The inquiry will investigate the practices of the insurance industry that impact small businesses and consider whether small-business insurance products are fit for purpose.
The insurance inquiry will target a range of issues affecting small businesses including:
- The availability and coverage of insurance policies provided to small business
- Insurance policy affordability
- The role of brokers in getting the right coverage
- Contract changes that have not been agreed to and whether they amount to unfair contract terms
- Timeliness of insurance payouts and effectiveness of dispute resolution frameworks
- The effectiveness of relevant codes of conduct and legislation, including if applicable penalties are adequate
In launching the inquiry, Ms Carnell noted concerns about a growing growing trend of insurance companies denying small businesses insurance.
“My office has heard a number of complaints from small businesses regarding poor behaviour by insurance companies,” Ms Carnell said.
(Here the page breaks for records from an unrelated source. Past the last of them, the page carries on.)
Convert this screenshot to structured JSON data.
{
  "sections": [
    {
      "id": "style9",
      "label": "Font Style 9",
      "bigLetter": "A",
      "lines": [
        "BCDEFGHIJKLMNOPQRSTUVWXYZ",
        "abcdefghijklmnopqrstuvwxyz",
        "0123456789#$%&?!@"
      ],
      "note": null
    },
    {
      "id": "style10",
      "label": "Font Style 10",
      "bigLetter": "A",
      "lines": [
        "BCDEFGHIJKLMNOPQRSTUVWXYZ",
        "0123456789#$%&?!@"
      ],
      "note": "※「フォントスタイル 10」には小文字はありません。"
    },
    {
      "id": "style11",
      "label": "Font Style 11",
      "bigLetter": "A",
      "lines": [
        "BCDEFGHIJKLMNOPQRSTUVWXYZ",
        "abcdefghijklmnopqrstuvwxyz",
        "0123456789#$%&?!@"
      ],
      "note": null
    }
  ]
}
“Small businesses that have held insurance policies for over a decade without a single claim have been refused renewal. Others have discovered their renewal cost has more than doubled.”
Ms Carnell said she knows of cases where small businesses with current policies have been subjected to major changes that have reduced their coverage without consent and with no refund of premiums.
“Insurance for small business is a practical and legal necessity,” she said.
“Small businesses can’t operate without public liability insurance, but we are seeing entire industries either denied or facing unacceptably high charges.
“It’s a major issue that is forcing some small businesses to close. This creates a serious risk to Australia’s economic recovery at a very precarious time.”
A final report is expected to be released by the end of this year.